Friends, comrades and loved ones of three 10th Sustainment Brigade Soldiers killed Jan. 12 in eastern Afghanistan quietly entered the Main Post Chapel on Thursday to attend a Mountain Remembrance ceremony honoring the fallen warriors.
The Soldiers were Staff Sgt. Omar Aceves, Cpl. Jarrid L. King and Spc. Benjamin G. Moore. All three deployed in support of Operation Enduring Freedom in May 2010 as combat engineers with 693rd Sapper Company, 7th Engineer Battalion.
Also killed in January was Spc. Omar Soltero, an infantryman with 2nd Battalion, 4th Infantry Regiment. He will be honored by community members of the division’s 4th Brigade Combat Team in Fort Polk, La., where he served.
Following the invocation, a captain who formerly commanded 693rd Sapper Company, 7th Engineer Battalion, reflected on the lives of the three Soldiers he led into Afghanistan last year.
“These were amazing men, who leave a lasting memory,” said Capt. Charles Comfort. “These are memories that we will all cherish. I know the memories that I have of these (Soldiers) I will cherish forever.
“I got to know each of them,” Comfort continued. “The honor of serving with them was mine. As Soldiers, they all shared many of the same outstanding attributes. They were natural leaders. They were leaders who led from the front and cleared the way for others. They did this on every mission, including their final mission.
“Omar, Jarrid, Ben – God bless you,” Comfort finished. “You have cleared a safe path for so many, and I know that you will continue to do so for many who are here today from wherever you are right now.”
Col. Noel T. Nicolle, Fort Drum garrison commander, delivered the keynote address at the gathering. He singled out Family Members of the fallen warriors for his deepest sympathies.
“As you look around the room today, you will see Staff Sgt. Omar Aceves, Cpl. Jarrid King and Spc. Benjamin Moore had an impact on many, many lives,” Nicolle said. “It is you, the Families and loved ones, (who) must bear the heaviest burden.
“I speak for all of Fort Drum and the 10th Mountain Division when I say thank you for your sacrifice and thank you for being here today,” he added. “We are humbled by your presence, and you will always be a part of our family.”
Nicolle cited portions of President Abraham Lincoln’s Gettysburg Address to help audience members realize that just like the Soldiers engaged in the Civil War, the three Soldiers killed in support of Operation Enduring Freedom had not died in vain.

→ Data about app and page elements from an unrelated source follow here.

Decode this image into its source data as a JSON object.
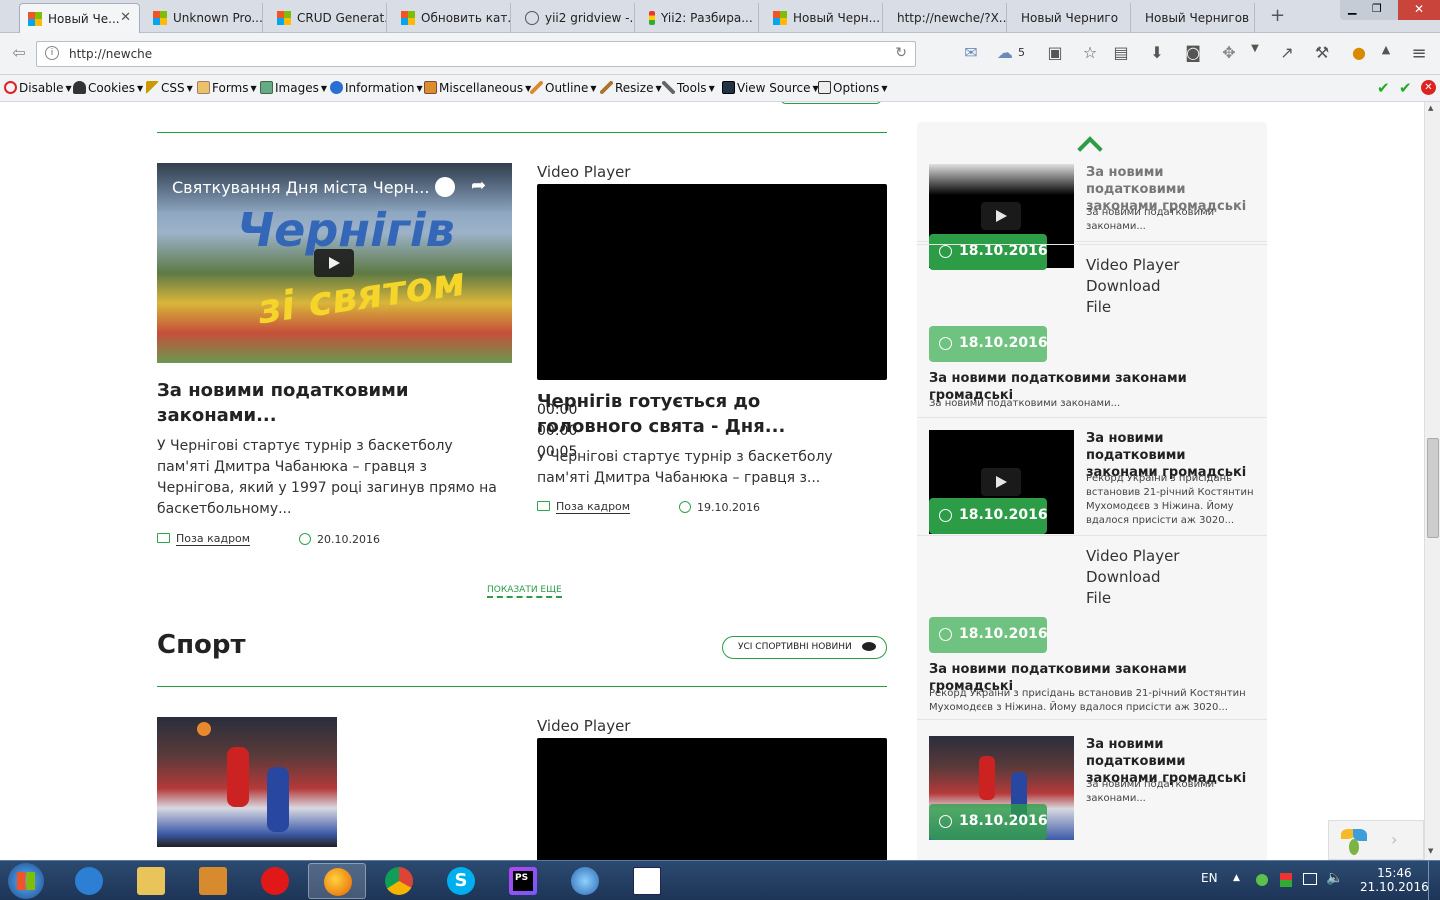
{
  "browser": {
    "tabs": [
      {
        "label": "Новый Че...",
        "active": true,
        "icon": "windows-favicon"
      },
      {
        "label": "Unknown Pro...",
        "icon": "windows-favicon"
      },
      {
        "label": "CRUD Generat...",
        "icon": "windows-favicon"
      },
      {
        "label": "Обновить кат...",
        "icon": "windows-favicon"
      },
      {
        "label": "yii2 gridview -...",
        "icon": "google-favicon"
      },
      {
        "label": "Yii2: Разбира...",
        "icon": "traffic-light-favicon"
      },
      {
        "label": "Новый Черн...",
        "icon": "windows-favicon"
      },
      {
        "label": "http://newche/?X..."
      },
      {
        "label": "Новый Черниго"
      },
      {
        "label": "Новый Чернигов"
      }
    ],
    "new_tab": "+",
    "address": "http://newche",
    "cloud_count": "5"
  },
  "devtoolbar": {
    "items": [
      "Disable",
      "Cookies",
      "CSS",
      "Forms",
      "Images",
      "Information",
      "Miscellaneous",
      "Outline",
      "Resize",
      "Tools",
      "View Source",
      "Options"
    ]
  },
  "main": {
    "cards": [
      {
        "video_title": "Святкування Дня міста Черн...",
        "title": "За новими податковими законами...",
        "text": "У Чернігові стартує турнір з баскетболу пам'яті Дмитра Чабанюка – гравця з Чернігова, який у 1997 році загинув прямо на баскетбольному...",
        "category": "Поза кадром",
        "date": "20.10.2016"
      },
      {
        "player_label": "Video Player",
        "time_lines": [
          "00:00",
          "00:00",
          "00:05"
        ],
        "title": "Чернігів готується до головного свята - Дня...",
        "text": "У Чернігові стартує турнір з баскетболу пам'яті Дмитра Чабанюка – гравця з...",
        "category": "Поза кадром",
        "date": "19.10.2016"
      }
    ],
    "show_more": "ПОКАЗАТИ ЕЩЕ",
    "sport": {
      "heading": "Спорт",
      "all_button": "УСІ СПОРТИВНІ НОВИНИ",
      "player_label": "Video Player"
    }
  },
  "sidebar": {
    "items": [
      {
        "title": "За новими податковими законами громадські",
        "text": "За новими податковими законами...",
        "date": "18.10.2016"
      },
      {
        "player_lines": [
          "Video Player",
          "Download",
          "File"
        ],
        "date": "18.10.2016",
        "title": "За новими податковими законами громадські",
        "text": "За новими податковими законами..."
      },
      {
        "title": "За новими податковими законами громадські",
        "text": "Рекорд України з присідань встановив 21-річний Костянтин Мухомодєєв з Ніжина. Йому вдалося присісти аж 3020...",
        "date": "18.10.2016"
      },
      {
        "player_lines": [
          "Video Player",
          "Download",
          "File"
        ],
        "date": "18.10.2016",
        "title": "За новими податковими законами громадські",
        "text": "Рекорд України з присідань встановив 21-річний Костянтин Мухомодєєв з Ніжина. Йому вдалося присісти аж 3020..."
      },
      {
        "title": "За новими податковими законами громадські",
        "text": "За новими податковими законами...",
        "date": "18.10.2016"
      }
    ]
  },
  "taskbar": {
    "lang": "EN",
    "time": "15:46",
    "date": "21.10.2016"
  },
  "colors": {
    "accent": "#239c3e",
    "badge": "#2d9c47",
    "badge_light": "#70c281"
  }
}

“At that time,” Nicolle said, “President Lincoln had led the nation in a war that had cost more than 100,000 lives. He was invited to speak at the dedication of the National Cemetery at Gettysburg, just four months after 7,500 men fought to their deaths on that very stretch of grass.”
A somber Lincoln charged his fellow Americans with honoring the sacrifices of the dead by carrying on their mission and their memories, the colonel said.
“‘It is for us the living, rather,’” Nicolle quoted Lincoln, “‘to be dedicated here to the unfinished work which they who fought here have thus far so nobly advanced … that from these honored dead we take increased devotion to that cause for which they gave the last full measure of devotion – that we here highly resolve that these dead shall not have died in vain.’
“It was true then,” Nicolle declared, “and I stand here to assure you, it is true today. Staff Sgt. Omar Aceves, Cpl. Jarrid King and Spc. Benjamin Moore have not died in vain. Their bravery, and ultimately their sacrifice, their last full measure of devotion, give strength to our resolve.
“We are dedicated to their unfinished work that they so nobly advanced. It is, at the same time, the very least, and the very most we can give.
“The memory of your loved ones will forever live on in the hearts of their fellow Soldiers, the lineage of the 10th Mountain Division and the history of our nation,” he said.
The ceremony concluded with the playing of taps, a moment of silence and the benediction.